Exercise prompt. Every line below that holds the word "time" must be listed.

(Dataset records)
——————————

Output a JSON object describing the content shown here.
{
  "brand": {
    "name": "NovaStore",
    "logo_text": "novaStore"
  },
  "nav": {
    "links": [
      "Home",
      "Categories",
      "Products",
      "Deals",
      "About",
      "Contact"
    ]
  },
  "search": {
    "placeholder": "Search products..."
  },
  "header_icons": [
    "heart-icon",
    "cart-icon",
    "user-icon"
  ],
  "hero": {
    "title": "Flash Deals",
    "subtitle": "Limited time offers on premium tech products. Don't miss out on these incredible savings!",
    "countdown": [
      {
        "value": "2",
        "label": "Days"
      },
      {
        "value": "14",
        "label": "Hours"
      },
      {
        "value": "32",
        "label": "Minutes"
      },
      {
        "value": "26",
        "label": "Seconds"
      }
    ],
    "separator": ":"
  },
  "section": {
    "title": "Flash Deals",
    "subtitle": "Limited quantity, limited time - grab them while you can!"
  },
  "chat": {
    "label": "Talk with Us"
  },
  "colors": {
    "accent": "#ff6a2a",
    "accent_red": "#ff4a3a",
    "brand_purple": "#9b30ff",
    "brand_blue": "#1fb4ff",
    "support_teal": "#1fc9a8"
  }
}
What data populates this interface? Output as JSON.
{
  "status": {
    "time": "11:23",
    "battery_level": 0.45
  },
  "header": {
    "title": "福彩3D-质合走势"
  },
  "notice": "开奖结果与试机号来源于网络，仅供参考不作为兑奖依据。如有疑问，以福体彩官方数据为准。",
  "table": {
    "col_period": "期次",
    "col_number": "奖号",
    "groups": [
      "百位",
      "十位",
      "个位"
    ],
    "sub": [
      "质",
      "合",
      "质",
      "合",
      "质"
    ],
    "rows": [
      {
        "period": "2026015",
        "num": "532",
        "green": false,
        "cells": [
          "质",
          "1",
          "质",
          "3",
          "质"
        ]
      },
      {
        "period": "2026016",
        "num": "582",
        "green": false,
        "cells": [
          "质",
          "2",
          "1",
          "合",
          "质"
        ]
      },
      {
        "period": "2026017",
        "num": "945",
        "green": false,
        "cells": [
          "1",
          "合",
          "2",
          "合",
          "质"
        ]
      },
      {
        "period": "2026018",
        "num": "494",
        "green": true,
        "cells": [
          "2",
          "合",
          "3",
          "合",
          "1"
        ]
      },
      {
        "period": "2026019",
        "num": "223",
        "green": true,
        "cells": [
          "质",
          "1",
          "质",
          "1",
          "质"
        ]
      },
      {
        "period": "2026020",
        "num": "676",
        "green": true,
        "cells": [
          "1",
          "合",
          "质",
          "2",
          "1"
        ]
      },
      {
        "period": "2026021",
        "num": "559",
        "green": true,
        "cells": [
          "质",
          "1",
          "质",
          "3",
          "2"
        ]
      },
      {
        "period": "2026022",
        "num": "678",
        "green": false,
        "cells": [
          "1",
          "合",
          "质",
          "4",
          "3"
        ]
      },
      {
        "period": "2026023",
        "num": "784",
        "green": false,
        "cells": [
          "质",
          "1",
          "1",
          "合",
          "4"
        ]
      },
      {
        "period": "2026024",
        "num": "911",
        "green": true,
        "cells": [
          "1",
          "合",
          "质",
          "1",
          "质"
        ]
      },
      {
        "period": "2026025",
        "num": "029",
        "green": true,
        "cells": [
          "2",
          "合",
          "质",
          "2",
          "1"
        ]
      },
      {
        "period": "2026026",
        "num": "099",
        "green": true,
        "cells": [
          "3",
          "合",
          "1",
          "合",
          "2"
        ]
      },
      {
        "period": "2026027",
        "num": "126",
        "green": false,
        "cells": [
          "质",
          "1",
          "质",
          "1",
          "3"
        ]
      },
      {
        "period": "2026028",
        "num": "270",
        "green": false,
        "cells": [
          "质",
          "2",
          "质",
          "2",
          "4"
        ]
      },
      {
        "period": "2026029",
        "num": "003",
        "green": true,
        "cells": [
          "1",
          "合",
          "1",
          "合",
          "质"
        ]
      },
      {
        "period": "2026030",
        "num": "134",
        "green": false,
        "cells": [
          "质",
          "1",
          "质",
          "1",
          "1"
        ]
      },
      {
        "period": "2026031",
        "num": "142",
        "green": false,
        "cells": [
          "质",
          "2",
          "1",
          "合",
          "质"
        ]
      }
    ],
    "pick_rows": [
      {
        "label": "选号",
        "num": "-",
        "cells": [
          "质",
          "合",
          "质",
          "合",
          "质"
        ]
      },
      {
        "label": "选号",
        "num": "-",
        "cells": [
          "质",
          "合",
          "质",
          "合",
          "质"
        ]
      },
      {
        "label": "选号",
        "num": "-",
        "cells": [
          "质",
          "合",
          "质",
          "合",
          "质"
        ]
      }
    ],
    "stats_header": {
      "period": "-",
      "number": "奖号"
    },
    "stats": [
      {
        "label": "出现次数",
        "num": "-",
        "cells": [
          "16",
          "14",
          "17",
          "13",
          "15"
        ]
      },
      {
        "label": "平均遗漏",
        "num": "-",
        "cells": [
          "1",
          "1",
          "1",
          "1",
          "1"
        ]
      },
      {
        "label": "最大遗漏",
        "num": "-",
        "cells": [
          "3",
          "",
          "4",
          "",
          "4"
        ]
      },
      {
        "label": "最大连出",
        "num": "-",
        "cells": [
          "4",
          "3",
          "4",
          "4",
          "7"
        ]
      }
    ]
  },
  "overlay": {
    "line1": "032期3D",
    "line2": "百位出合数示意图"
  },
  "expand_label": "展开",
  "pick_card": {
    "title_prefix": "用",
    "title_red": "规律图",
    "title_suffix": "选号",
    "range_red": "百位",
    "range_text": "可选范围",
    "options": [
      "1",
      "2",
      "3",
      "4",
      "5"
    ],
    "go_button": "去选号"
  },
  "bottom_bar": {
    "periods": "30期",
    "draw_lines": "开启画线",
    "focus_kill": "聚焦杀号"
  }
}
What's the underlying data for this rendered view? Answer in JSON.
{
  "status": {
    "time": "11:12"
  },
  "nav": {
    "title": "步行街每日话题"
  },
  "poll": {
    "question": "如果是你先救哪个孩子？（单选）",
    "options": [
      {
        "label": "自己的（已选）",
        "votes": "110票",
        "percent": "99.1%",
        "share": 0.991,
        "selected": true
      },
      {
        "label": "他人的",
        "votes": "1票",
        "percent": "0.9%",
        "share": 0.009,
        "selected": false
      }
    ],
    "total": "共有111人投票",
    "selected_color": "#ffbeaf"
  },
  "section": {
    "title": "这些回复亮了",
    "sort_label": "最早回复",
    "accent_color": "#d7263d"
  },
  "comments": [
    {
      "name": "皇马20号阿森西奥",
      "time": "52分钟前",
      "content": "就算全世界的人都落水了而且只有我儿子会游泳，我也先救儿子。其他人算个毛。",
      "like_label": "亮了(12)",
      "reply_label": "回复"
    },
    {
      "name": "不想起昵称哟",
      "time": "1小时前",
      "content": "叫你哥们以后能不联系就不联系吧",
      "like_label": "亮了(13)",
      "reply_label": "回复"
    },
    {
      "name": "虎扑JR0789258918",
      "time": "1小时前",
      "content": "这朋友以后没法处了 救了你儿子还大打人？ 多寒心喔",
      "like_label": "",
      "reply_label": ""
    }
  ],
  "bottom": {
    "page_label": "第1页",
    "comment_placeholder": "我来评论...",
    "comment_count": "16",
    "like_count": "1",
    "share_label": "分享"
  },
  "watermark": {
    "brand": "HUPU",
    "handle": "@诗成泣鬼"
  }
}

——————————

Response for this exercise.
    "subtitle": "Limited time offers on premium tech products. Don't miss out on these incredible savings!",
    "subtitle": "Limited quantity, limited time - grab them while you can!"
    "time": "11:23",
    "time": "11:12"
      "time": "52分钟前",
      "time": "1小时前",
      "time": "1小时前",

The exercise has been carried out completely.